The task ->
What is needed is the run of lines from the one with "Extract the structured" through the close of the data, set down exactly.

Study material ->
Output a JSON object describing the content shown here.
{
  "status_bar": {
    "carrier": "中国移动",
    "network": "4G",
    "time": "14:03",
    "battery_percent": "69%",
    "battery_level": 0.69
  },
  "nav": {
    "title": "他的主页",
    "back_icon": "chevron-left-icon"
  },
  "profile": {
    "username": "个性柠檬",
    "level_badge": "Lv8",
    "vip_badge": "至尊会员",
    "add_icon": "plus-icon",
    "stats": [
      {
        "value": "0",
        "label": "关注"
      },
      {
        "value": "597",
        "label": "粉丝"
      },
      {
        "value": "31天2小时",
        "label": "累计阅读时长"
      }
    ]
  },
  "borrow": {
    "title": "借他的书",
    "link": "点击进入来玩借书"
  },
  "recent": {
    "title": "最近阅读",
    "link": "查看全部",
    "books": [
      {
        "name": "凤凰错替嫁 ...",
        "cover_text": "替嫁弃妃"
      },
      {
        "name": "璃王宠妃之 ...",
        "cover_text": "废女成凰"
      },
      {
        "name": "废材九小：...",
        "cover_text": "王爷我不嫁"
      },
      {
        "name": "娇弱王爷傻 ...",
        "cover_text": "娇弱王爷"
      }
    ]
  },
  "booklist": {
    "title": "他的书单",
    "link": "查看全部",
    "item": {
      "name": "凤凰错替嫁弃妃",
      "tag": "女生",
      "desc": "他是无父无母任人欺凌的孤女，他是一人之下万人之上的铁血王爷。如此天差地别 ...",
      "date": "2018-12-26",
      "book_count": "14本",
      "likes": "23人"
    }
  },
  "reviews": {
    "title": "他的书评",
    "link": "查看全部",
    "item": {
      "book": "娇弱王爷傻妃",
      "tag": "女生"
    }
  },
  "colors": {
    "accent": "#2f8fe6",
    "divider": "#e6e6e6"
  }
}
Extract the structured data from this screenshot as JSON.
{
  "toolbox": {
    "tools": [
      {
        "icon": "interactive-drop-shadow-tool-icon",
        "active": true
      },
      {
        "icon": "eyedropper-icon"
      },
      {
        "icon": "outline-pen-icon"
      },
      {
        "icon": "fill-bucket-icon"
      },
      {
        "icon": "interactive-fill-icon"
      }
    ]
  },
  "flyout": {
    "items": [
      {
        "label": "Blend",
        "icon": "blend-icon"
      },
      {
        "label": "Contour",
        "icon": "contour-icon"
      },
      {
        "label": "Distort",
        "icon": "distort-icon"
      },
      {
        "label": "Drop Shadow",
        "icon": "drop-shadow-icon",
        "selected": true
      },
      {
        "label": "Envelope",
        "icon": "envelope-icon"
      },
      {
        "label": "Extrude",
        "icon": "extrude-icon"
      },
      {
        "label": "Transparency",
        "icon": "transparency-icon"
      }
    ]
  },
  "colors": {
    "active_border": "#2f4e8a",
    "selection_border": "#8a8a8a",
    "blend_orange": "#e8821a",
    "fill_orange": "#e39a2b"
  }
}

Finished task ->
Extract the structured data from this screenshot as JSON.
{
  "toolbox": {
    "tools": [
      {
        "icon": "interactive-drop-shadow-tool-icon",
        "active": true
      },
      {
        "icon": "eyedropper-icon"
      },
      {
        "icon": "outline-pen-icon"
      },
      {
        "icon": "fill-bucket-icon"
      },
      {
        "icon": "interactive-fill-icon"
      }
    ]
  },
  "flyout": {
    "items": [
      {
        "label": "Blend",
        "icon": "blend-icon"
      },
      {
        "label": "Contour",
        "icon": "contour-icon"
      },
      {
        "label": "Distort",
        "icon": "distort-icon"
      },
      {
        "label": "Drop Shadow",
        "icon": "drop-shadow-icon",
        "selected": true
      },
      {
        "label": "Envelope",
        "icon": "envelope-icon"
      },
      {
        "label": "Extrude",
        "icon": "extrude-icon"
      },
      {
        "label": "Transparency",
        "icon": "transparency-icon"
      }
    ]
  },
  "colors": {
    "active_border": "#2f4e8a",
    "selection_border": "#8a8a8a",
    "blend_orange": "#e8821a",
    "fill_orange": "#e39a2b"
  }
}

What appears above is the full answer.